Romantic Rejection Stimulates Key Brain Areas
Released July 6, 2010 -- The pain and anguish of rejection by a romantic partner may be the result of activity in parts of the brain associated with motivation, reward and addiction craving. A new research effort could explain why feelings related to romantic rejection can be hard to control and provide insight into extreme behaviors associated with rejection. Those who are coping with a romantic rejection may be fighting against a strong survival system that appears to be the basis of many addictions. The data help to explain why the beloved is so difficult to give up.
Have Brain Fatigue? A Bout of Exercise May be the Cure
Released September 16, 2011 - Researchers have discovered that regular exercise increases mitochondria in brain cells, a potential cause for exercise’s beneficial mental effects.
Is There a Central Brain Area for Hearing Melodies and Speech Cues?
Released November 28, 2011 - The perceptual feature of sound known as pitch is fundamental to human hearing, allowing us to enjoy the melodies and harmonies of music and recognize the inflection of speech. Previous studies have suggested that a particular hotspot in the brain might be responsible for perceiving pitch. However, auditory neuroscientists are still hotly debating whether this “pitch center” actually exists.

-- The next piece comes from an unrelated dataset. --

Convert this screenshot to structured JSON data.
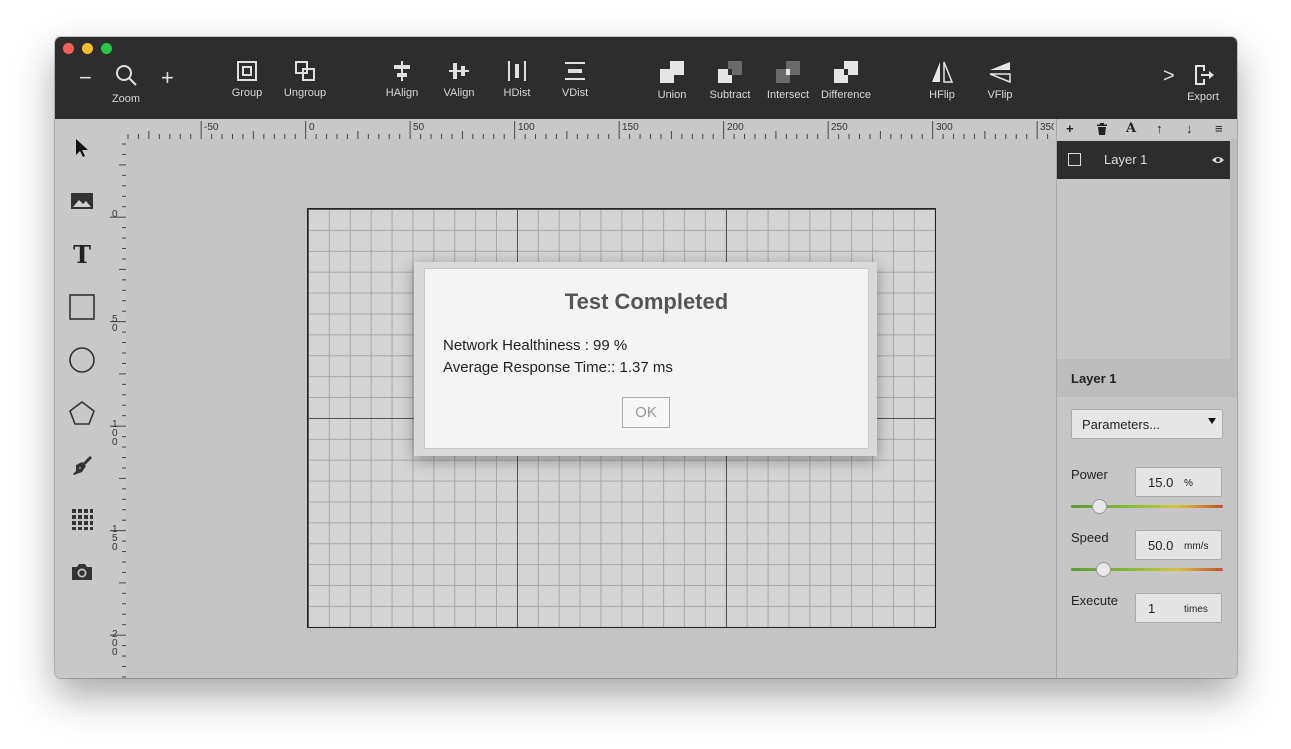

A new review article discusses a recent study claiming that this pitch center may not exist after all, or alternatively, may not be located where previous research has suggested.
Working Memory and the Brain
Released February 6, 2012 - Work published in the Journal of Neurophysiology may explain why people can hold visual information in high detail in their working memory. Using functional neuroimaging, investigators found that visual working memory follows a more general pattern of brain activity than visual perception and relies on concerted action of specialized areas in the rear of the brain and control areas in the front of the brain, which were activated regardless of what the participants viewed.
Researchers Block Damage to Fetal Brain Following Maternal Alcohol Consumption
Released August 11, 2008 - In a study on fetal alcohol syndrome, researchers were able to prevent the damage that alcohol causes to cells in a key area of the fetal brain by blocking acid sensitive potassium channels and preventing the acidic environment that alcohol produces. The cerebellum, the portion of the brain that is responsible for balance and muscle coordination, is particularly vulnerable to injury from alcohol during development.